------ Source data ------

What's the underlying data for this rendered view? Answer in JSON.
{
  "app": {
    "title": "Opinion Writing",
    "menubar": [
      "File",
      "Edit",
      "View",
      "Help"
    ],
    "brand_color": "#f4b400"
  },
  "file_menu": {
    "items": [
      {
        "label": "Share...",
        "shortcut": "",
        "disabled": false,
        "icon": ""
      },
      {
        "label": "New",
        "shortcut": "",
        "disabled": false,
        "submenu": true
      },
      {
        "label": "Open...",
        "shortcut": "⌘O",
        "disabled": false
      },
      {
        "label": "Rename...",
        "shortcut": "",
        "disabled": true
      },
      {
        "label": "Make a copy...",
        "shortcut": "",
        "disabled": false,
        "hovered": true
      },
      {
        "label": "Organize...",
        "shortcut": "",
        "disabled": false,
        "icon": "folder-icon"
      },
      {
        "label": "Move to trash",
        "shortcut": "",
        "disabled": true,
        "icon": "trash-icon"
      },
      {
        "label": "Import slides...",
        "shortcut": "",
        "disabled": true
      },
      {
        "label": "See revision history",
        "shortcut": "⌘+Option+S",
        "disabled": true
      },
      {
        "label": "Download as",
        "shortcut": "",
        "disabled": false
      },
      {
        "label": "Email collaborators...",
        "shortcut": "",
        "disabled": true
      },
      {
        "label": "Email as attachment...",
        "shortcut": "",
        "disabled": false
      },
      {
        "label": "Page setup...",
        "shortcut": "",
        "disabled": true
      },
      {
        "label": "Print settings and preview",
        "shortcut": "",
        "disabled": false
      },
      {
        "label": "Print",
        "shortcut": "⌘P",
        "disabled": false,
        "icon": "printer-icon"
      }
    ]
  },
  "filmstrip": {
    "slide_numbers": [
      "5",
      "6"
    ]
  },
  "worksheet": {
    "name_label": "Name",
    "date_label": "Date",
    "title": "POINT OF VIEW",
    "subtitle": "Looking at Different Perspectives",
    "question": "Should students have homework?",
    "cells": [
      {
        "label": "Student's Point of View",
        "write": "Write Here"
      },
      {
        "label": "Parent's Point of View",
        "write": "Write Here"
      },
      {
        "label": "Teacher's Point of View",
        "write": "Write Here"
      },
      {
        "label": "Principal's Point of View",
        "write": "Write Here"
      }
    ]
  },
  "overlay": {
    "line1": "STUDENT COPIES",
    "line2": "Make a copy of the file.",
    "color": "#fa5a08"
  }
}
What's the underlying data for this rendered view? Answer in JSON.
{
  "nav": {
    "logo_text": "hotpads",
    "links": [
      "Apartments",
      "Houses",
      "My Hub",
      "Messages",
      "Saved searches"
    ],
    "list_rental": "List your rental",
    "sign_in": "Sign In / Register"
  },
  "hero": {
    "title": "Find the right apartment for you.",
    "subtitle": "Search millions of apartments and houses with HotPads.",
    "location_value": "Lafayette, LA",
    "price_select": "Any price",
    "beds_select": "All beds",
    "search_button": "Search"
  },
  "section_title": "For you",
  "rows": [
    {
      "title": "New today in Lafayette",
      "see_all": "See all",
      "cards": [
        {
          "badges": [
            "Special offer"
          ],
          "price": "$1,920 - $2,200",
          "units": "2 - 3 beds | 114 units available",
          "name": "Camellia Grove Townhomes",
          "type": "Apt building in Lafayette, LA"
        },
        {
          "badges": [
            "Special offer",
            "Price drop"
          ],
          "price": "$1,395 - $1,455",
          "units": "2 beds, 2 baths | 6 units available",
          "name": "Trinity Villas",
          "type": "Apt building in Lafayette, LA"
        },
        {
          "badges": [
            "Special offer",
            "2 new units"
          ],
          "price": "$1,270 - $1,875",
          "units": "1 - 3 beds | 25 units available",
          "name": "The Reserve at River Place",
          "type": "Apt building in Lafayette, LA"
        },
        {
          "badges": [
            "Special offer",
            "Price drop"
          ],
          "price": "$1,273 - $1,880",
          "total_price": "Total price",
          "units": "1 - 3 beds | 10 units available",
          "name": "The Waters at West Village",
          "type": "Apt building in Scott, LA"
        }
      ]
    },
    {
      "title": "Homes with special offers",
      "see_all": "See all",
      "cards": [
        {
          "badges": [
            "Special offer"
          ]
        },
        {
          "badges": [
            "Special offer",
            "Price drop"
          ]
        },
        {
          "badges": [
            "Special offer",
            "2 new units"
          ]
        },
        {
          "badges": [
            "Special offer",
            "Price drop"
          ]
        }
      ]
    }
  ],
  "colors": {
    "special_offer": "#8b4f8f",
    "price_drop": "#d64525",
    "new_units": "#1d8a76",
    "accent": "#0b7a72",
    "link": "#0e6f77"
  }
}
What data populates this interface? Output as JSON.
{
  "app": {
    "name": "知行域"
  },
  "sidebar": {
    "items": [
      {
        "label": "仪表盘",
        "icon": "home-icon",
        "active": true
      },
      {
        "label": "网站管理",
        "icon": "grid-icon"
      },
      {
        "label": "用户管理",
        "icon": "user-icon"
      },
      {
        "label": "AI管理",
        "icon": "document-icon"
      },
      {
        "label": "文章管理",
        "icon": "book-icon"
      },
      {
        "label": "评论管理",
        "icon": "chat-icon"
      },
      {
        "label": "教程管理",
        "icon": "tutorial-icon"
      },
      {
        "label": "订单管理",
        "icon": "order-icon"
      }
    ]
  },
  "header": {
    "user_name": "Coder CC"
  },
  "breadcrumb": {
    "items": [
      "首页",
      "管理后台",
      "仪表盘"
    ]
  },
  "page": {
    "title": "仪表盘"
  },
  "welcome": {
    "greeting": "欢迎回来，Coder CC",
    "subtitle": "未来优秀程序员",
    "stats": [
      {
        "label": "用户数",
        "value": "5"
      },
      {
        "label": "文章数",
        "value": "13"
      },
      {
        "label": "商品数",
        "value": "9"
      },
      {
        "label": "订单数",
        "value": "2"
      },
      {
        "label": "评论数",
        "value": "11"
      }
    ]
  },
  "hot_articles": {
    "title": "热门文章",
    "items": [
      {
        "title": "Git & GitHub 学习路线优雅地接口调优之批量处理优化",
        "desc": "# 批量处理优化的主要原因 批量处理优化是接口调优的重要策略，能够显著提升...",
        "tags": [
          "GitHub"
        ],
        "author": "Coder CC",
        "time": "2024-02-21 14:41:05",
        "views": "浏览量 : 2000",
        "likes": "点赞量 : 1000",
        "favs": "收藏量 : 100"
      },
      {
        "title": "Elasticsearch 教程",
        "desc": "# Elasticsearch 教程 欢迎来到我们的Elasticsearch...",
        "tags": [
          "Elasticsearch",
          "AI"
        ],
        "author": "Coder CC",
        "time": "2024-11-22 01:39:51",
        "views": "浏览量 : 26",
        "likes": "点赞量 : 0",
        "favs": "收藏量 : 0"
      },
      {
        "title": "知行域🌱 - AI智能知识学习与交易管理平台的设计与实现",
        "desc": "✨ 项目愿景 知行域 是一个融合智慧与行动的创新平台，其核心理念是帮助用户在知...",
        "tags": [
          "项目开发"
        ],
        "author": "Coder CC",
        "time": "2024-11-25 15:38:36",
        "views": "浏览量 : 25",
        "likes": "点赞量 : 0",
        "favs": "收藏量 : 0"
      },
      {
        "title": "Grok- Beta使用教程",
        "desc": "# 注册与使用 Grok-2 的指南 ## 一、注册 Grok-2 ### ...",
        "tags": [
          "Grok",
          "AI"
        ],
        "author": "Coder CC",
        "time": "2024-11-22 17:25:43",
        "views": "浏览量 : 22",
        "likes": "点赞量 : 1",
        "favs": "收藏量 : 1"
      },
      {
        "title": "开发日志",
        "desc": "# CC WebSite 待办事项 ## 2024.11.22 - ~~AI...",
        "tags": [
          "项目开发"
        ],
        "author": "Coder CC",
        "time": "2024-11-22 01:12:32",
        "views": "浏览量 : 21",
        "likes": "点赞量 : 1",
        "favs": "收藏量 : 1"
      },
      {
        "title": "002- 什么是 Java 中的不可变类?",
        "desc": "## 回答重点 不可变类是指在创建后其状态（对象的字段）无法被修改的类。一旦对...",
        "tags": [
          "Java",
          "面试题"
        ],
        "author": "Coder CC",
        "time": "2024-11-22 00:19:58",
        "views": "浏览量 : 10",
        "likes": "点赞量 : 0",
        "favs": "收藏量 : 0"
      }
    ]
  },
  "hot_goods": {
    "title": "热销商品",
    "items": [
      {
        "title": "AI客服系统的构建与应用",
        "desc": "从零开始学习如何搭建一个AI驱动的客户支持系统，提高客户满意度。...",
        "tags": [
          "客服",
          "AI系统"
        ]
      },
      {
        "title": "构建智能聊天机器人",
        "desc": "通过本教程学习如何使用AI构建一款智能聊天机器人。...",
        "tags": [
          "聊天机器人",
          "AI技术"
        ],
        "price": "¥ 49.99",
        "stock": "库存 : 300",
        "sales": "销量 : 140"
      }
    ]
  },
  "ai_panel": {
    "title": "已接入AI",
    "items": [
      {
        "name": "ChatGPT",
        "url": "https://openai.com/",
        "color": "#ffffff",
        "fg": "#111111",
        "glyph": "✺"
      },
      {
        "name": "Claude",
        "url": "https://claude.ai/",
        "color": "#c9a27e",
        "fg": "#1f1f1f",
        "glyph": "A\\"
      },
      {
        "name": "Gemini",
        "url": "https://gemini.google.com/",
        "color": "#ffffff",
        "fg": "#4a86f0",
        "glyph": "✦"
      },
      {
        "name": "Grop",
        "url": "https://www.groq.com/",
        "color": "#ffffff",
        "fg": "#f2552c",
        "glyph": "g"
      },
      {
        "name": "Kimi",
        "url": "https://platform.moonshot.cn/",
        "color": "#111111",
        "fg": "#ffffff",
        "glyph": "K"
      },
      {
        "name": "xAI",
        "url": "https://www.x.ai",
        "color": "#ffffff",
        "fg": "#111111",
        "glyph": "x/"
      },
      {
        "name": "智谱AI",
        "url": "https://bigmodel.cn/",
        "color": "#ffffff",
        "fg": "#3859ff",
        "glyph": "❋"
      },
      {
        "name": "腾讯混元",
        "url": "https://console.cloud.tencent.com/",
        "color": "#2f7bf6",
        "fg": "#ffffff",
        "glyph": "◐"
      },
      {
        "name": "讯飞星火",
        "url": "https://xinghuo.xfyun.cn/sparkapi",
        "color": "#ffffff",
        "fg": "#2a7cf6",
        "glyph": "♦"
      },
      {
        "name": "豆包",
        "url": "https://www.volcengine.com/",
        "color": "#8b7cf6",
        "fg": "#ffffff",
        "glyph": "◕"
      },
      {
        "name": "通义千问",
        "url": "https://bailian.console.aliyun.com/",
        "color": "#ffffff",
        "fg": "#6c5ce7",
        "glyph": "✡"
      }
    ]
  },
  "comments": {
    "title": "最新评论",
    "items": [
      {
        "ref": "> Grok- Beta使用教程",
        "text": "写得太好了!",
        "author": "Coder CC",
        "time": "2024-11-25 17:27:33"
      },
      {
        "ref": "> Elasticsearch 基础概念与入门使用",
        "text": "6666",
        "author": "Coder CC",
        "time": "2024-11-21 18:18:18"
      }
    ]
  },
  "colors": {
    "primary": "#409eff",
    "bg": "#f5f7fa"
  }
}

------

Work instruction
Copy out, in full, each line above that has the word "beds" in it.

Task answer
    "beds_select": "All beds",
          "units": "2 - 3 beds | 114 units available",
          "units": "2 beds, 2 baths | 6 units available",
          "units": "1 - 3 beds | 25 units available",
          "units": "1 - 3 beds | 10 units available",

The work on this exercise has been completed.